lockout or data wipe on too many failed login
attempts. The methods to attain each of these results should be
documented in control standards
that relate to such policies. Standards define how something will be
done that a policy requires. As you should recall, that also leads to procedures and guidelines where they are needed.
Control standards for workstations (examples):
The text reminds us that baseline standards are the basic requirements for device types, such as workstations, which may be modified by specific standards for users who require more advanced features.
Some features to expect in baseline standards:
The text continues with a section on LAN Domain policies, which deal with
connectivity and traffic flow. This includes
policies, standards, and procedures about firewalls, switches, DoS protection, and WiFi Security. The text presents a
list of control standards for this domain on page 274. Note that it
includes security controls for routers
and configuration change
controls. A list of baseline standards for this domain appears on page
The LAN-to-WAN Domain
section includes policies, standards, and procedures about DMZ controls, Internet Proxy controls (do we use
them? which devices are they?), content
blocking and filtering
controls, and intrusion detection and
In the section on the WAN Domain, a bit of a flaw emerges in the plan for this chapter. There is a bit of crossover between this domain and the last one. We find switches and routers in both, so we are told that policies relating to those components may be handled in the LAN-to-WAN Domain, or in another domain, instead of this one. The text suggests that this domain may contain policies on DNS, on WAN management, on router security, and on web services. DNS policies may include creation of domain names in our registered domain.

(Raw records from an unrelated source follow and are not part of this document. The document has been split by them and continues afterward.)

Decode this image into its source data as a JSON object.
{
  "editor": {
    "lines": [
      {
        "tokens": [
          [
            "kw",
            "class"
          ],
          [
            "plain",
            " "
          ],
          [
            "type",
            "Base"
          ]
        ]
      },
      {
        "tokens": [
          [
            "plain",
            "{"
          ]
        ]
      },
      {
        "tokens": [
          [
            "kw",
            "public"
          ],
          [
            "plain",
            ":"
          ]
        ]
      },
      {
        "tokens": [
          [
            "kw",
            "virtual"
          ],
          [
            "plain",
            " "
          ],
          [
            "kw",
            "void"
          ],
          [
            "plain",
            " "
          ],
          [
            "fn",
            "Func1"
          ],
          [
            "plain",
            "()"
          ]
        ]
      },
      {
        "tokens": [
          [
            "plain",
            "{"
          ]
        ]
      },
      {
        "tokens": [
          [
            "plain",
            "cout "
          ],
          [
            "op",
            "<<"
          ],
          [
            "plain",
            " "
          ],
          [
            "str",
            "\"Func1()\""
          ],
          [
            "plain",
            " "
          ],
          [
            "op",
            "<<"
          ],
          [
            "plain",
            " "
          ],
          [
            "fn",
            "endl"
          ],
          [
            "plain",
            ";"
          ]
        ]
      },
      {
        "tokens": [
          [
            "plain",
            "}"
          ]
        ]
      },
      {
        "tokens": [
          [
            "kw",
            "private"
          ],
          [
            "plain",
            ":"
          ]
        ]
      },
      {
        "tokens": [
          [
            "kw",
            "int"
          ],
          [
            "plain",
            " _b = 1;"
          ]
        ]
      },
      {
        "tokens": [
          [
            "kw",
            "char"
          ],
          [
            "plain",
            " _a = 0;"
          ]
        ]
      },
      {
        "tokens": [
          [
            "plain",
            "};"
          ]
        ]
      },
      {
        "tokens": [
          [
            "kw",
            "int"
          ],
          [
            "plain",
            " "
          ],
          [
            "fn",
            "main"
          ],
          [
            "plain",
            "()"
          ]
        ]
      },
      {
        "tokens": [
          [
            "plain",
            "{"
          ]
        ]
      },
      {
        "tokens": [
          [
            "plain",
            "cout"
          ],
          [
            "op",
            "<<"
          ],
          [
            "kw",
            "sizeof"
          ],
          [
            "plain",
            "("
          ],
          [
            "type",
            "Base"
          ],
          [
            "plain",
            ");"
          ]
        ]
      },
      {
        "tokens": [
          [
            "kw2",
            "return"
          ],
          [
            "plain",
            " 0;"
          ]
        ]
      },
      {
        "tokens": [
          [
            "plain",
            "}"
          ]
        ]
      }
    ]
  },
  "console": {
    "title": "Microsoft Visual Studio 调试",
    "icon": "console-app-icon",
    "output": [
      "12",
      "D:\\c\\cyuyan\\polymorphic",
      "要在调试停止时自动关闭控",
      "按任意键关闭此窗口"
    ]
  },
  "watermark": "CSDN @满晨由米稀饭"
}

Moving ahead to the Remote
Access Domain, which concerns remote
and encryption of devices and data , and remote authentication. Standards
should include VPN software
and gateways, VPN IDs, and RADIUS server issues.
The last domain in the list of seven is the System/Application Domain. This
domain has some unique issues, among them determining who is the owner of programs and data, who will
grant access to them, and
who is responsible for their functioning.
Oddly, the text includes both cryptography
standards and physical security
standards in this domain. Maybe we need another domain or two?
The text adds one more domain, this one on Telecommunications policies. This
can include telephone and data traffic, the wiring that supports both of those
technologies, the end user devices
and infrastructure devices
that interact with those technologies, and crossover technologies like Voice over IP (VoIP).